- WORK REQUIRED -
Line by line, copy all of the data exactly.

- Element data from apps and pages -

== Segment start ==

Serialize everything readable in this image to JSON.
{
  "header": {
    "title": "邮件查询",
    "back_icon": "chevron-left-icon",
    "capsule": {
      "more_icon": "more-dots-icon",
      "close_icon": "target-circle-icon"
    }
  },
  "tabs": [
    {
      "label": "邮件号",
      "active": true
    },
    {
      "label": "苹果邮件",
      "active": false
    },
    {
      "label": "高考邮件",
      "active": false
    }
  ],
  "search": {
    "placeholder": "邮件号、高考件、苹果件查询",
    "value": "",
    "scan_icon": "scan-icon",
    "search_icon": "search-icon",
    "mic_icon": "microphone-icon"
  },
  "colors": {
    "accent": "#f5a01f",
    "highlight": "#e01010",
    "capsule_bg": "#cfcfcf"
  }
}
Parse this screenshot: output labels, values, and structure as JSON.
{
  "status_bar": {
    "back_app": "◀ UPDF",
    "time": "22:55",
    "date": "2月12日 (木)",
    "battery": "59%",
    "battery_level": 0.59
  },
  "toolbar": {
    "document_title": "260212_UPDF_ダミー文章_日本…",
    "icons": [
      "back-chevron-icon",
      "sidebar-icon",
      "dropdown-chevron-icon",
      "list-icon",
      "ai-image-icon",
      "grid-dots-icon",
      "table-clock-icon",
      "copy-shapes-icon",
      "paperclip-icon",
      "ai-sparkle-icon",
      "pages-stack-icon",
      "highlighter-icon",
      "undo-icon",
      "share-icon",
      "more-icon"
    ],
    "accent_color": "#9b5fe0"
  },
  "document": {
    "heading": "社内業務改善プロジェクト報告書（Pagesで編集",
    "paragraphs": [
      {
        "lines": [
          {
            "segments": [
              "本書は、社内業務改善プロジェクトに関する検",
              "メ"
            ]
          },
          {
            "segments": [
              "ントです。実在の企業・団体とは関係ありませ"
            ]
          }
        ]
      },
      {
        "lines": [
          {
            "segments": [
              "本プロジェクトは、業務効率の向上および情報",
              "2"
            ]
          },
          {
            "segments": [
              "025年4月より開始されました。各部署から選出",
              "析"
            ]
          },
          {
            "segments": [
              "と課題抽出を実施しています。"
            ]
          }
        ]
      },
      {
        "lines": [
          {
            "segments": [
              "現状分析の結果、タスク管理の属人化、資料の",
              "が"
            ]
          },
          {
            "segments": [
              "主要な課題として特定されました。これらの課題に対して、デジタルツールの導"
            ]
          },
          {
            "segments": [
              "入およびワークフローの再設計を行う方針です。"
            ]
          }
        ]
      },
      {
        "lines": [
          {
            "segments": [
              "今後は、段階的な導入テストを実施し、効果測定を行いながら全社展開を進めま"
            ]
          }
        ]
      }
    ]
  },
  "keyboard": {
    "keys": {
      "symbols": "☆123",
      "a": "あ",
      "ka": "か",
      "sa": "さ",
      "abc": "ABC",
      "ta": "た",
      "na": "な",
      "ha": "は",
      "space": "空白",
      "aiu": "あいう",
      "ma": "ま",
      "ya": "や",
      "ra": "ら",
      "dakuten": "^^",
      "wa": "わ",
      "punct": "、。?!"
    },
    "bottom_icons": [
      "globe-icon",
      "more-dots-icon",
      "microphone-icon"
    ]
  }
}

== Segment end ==

- FINAL ANSWER -
Serialize everything readable in this image to JSON.
{
  "header": {
    "title": "邮件查询",
    "back_icon": "chevron-left-icon",
    "capsule": {
      "more_icon": "more-dots-icon",
      "close_icon": "target-circle-icon"
    }
  },
  "tabs": [
    {
      "label": "邮件号",
      "active": true
    },
    {
      "label": "苹果邮件",
      "active": false
    },
    {
      "label": "高考邮件",
      "active": false
    }
  ],
  "search": {
    "placeholder": "邮件号、高考件、苹果件查询",
    "value": "",
    "scan_icon": "scan-icon",
    "search_icon": "search-icon",
    "mic_icon": "microphone-icon"
  },
  "colors": {
    "accent": "#f5a01f",
    "highlight": "#e01010",
    "capsule_bg": "#cfcfcf"
  }
}
Parse this screenshot: output labels, values, and structure as JSON.
{
  "status_bar": {
    "back_app": "◀ UPDF",
    "time": "22:55",
    "date": "2月12日 (木)",
    "battery": "59%",
    "battery_level": 0.59
  },
  "toolbar": {
    "document_title": "260212_UPDF_ダミー文章_日本…",
    "icons": [
      "back-chevron-icon",
      "sidebar-icon",
      "dropdown-chevron-icon",
      "list-icon",
      "ai-image-icon",
      "grid-dots-icon",
      "table-clock-icon",
      "copy-shapes-icon",
      "paperclip-icon",
      "ai-sparkle-icon",
      "pages-stack-icon",
      "highlighter-icon",
      "undo-icon",
      "share-icon",
      "more-icon"
    ],
    "accent_color": "#9b5fe0"
  },
  "document": {
    "heading": "社内業務改善プロジェクト報告書（Pagesで編集",
    "paragraphs": [
      {
        "lines": [
          {
            "segments": [
              "本書は、社内業務改善プロジェクトに関する検",
              "メ"
            ]
          },
          {
            "segments": [
              "ントです。実在の企業・団体とは関係ありませ"
            ]
          }
        ]
      },
      {
        "lines": [
          {
            "segments": [
              "本プロジェクトは、業務効率の向上および情報",
              "2"
            ]
          },
          {
            "segments": [
              "025年4月より開始されました。各部署から選出",
              "析"
            ]
          },
          {
            "segments": [
              "と課題抽出を実施しています。"
            ]
          }
        ]
      },
      {
        "lines": [
          {
            "segments": [
              "現状分析の結果、タスク管理の属人化、資料の",
              "が"
            ]
          },
          {
            "segments": [
              "主要な課題として特定されました。これらの課題に対して、デジタルツールの導"
            ]
          },
          {
            "segments": [
              "入およびワークフローの再設計を行う方針です。"
            ]
          }
        ]
      },
      {
        "lines": [
          {
            "segments": [
              "今後は、段階的な導入テストを実施し、効果測定を行いながら全社展開を進めま"
            ]
          }
        ]
      }
    ]
  },
  "keyboard": {
    "keys": {
      "symbols": "☆123",
      "a": "あ",
      "ka": "か",
      "sa": "さ",
      "abc": "ABC",
      "ta": "た",
      "na": "な",
      "ha": "は",
      "space": "空白",
      "aiu": "あいう",
      "ma": "ま",
      "ya": "や",
      "ra": "ら",
      "dakuten": "^^",
      "wa": "わ",
      "punct": "、。?!"
    },
    "bottom_icons": [
      "globe-icon",
      "more-dots-icon",
      "microphone-icon"
    ]
  }
}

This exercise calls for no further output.